• Problem to solve
Check each line of the records below and collect those that include the word "screenshot".

##### Data for this task

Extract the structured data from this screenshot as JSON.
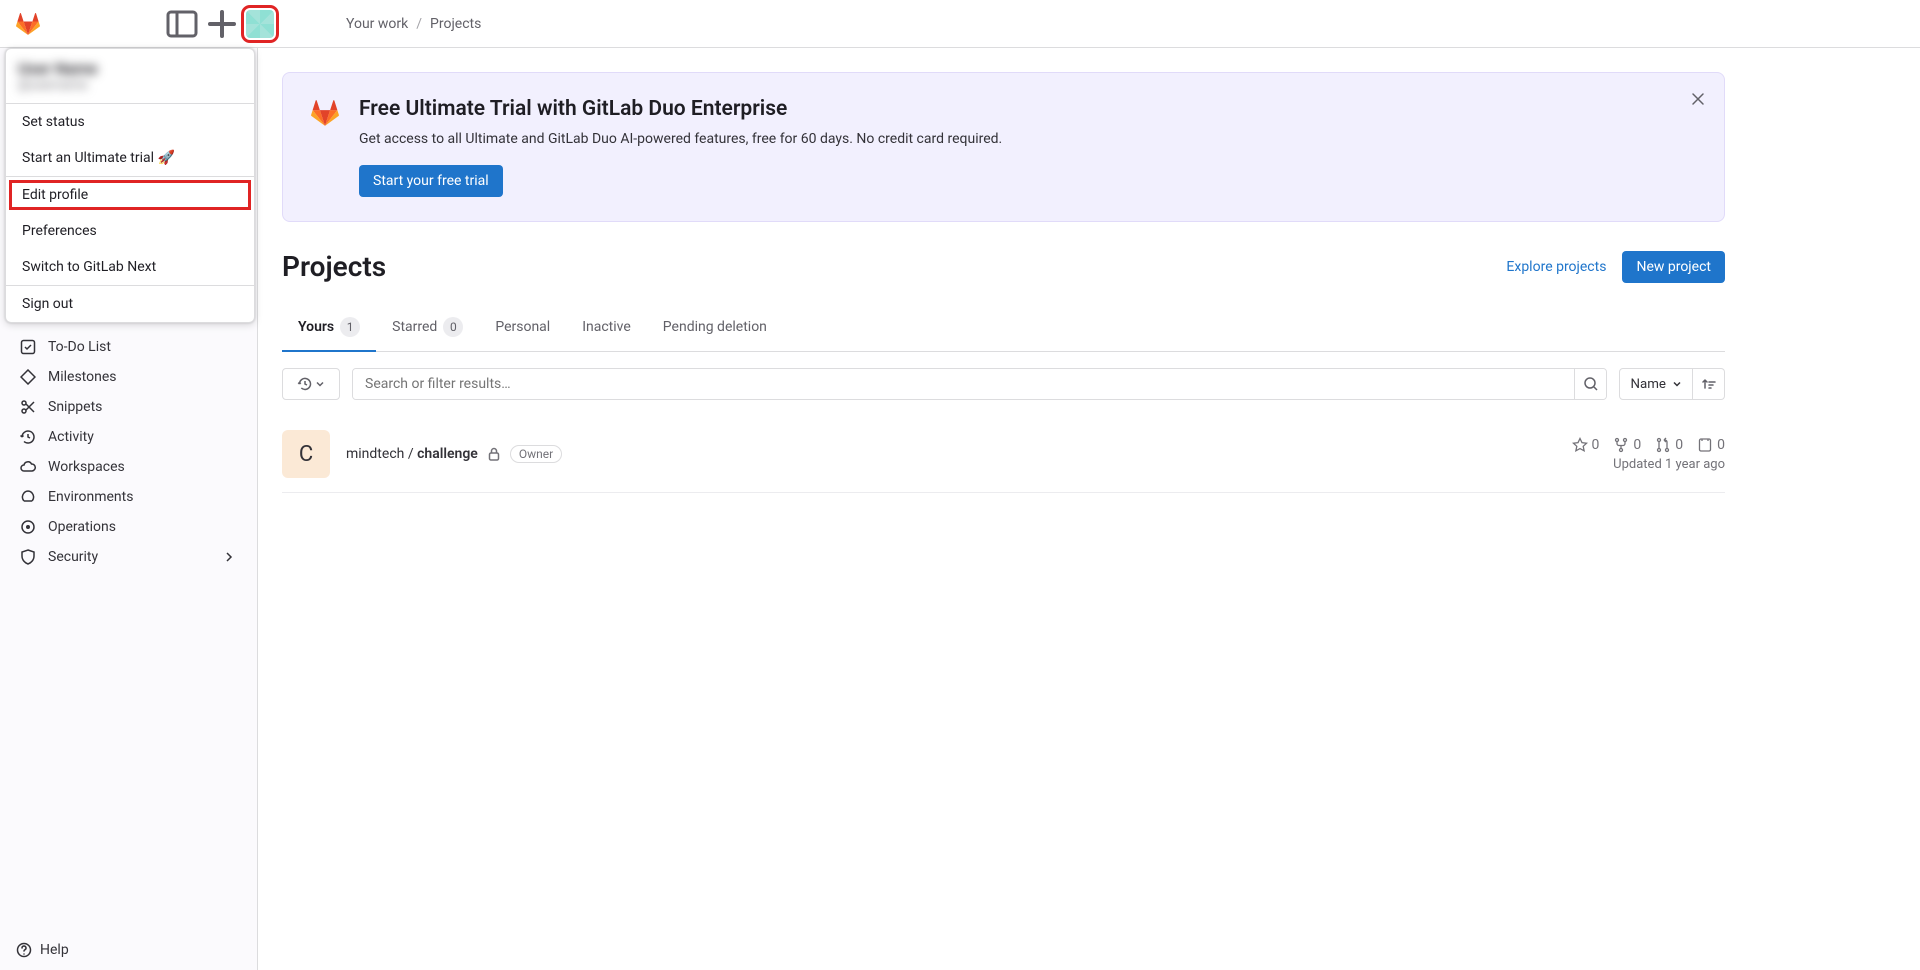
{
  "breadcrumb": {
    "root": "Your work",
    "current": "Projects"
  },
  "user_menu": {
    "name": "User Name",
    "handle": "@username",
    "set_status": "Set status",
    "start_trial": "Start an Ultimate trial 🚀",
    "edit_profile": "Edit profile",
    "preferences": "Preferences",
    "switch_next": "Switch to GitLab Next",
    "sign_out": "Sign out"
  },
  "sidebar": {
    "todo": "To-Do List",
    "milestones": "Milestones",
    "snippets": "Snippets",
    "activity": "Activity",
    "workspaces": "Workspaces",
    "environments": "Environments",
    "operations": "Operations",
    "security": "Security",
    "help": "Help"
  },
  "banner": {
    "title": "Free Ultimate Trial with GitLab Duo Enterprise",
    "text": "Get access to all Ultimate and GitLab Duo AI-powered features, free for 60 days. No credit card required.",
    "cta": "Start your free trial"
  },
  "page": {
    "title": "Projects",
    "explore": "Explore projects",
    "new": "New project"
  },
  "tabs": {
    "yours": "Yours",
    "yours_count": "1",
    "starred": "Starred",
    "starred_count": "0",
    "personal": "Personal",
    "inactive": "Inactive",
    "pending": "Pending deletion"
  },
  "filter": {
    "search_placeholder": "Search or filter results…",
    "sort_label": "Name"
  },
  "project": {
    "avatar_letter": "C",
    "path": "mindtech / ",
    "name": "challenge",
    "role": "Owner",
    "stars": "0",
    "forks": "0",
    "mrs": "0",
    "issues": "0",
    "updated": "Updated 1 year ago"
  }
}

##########
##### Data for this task

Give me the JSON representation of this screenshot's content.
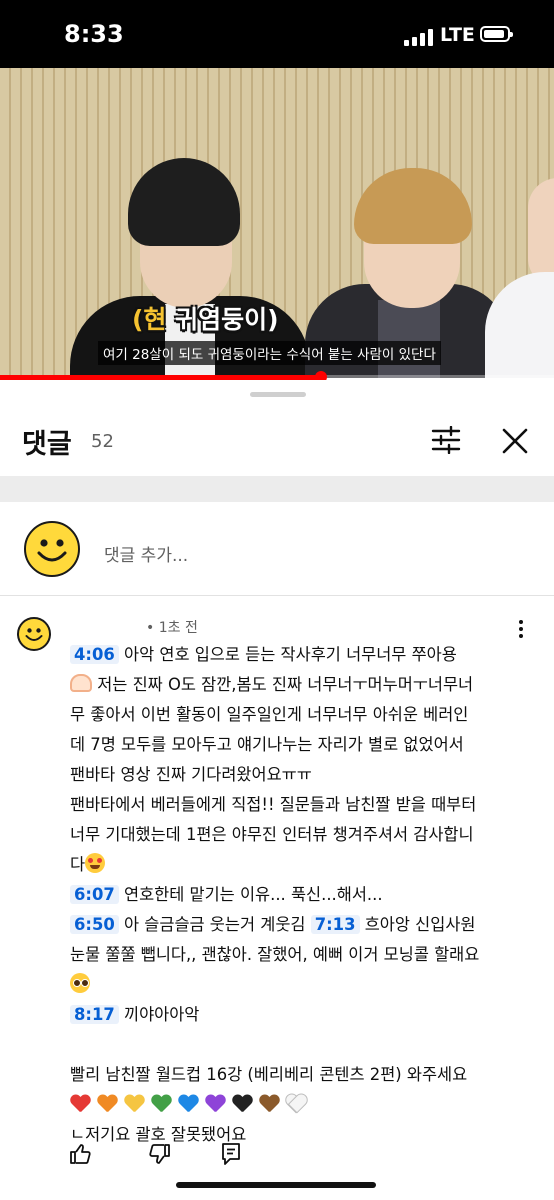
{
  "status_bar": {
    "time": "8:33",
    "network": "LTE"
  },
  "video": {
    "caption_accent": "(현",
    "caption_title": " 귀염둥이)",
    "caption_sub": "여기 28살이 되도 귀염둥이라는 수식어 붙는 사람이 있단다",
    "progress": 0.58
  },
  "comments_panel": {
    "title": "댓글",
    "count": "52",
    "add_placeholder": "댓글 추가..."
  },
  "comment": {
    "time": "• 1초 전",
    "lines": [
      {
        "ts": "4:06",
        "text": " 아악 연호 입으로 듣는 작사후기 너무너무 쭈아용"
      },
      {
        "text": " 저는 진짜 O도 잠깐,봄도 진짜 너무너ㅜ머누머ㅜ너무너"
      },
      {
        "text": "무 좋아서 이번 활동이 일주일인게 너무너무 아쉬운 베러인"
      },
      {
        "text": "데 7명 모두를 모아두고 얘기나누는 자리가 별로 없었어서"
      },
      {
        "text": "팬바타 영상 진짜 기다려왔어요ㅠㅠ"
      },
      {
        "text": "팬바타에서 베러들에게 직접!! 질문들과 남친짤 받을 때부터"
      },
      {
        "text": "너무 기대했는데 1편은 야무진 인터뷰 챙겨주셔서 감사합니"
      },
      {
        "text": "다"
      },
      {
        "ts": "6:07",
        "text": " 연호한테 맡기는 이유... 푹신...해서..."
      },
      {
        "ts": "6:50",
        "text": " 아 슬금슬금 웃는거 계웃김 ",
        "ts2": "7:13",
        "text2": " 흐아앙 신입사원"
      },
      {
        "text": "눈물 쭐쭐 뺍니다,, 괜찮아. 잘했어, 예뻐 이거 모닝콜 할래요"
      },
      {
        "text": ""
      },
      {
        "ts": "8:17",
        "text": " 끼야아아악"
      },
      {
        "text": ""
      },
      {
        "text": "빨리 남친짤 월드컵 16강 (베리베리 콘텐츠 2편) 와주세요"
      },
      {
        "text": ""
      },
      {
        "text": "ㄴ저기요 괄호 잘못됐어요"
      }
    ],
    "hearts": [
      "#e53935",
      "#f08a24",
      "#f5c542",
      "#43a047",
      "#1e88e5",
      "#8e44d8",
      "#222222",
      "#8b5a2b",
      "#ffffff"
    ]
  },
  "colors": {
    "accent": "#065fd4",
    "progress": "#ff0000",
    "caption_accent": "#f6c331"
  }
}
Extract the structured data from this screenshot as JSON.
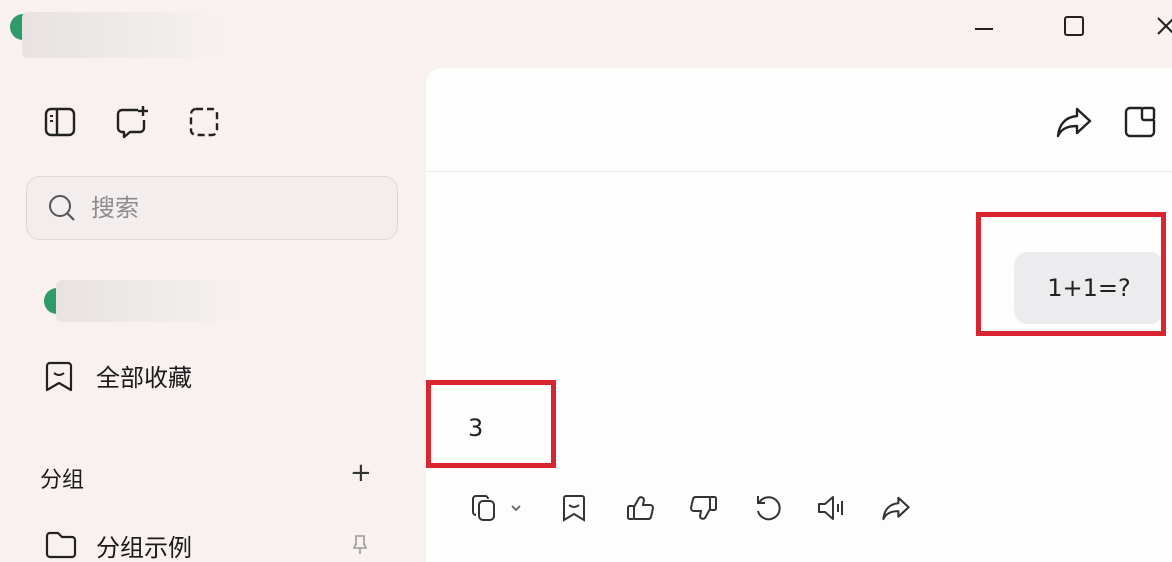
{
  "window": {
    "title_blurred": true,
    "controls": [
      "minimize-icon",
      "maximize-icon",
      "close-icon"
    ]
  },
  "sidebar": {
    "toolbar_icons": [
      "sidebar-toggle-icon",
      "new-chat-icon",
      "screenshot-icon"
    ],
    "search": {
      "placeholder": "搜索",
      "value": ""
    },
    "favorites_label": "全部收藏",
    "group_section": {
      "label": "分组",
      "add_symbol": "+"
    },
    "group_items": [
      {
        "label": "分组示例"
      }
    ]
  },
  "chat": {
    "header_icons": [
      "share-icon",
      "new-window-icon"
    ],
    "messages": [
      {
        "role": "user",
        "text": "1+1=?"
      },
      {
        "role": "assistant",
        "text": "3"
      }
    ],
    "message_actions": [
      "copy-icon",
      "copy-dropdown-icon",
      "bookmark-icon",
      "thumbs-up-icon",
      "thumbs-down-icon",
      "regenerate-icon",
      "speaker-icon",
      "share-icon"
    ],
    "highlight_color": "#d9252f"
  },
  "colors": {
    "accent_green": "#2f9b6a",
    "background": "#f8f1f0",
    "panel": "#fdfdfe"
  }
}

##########

• Written answer
Extract the structured data from this screenshot as JSON.
Give me the JSON representation of this screenshot's content.
Extract the structured data from this screenshot as JSON.
      "screenshot-icon"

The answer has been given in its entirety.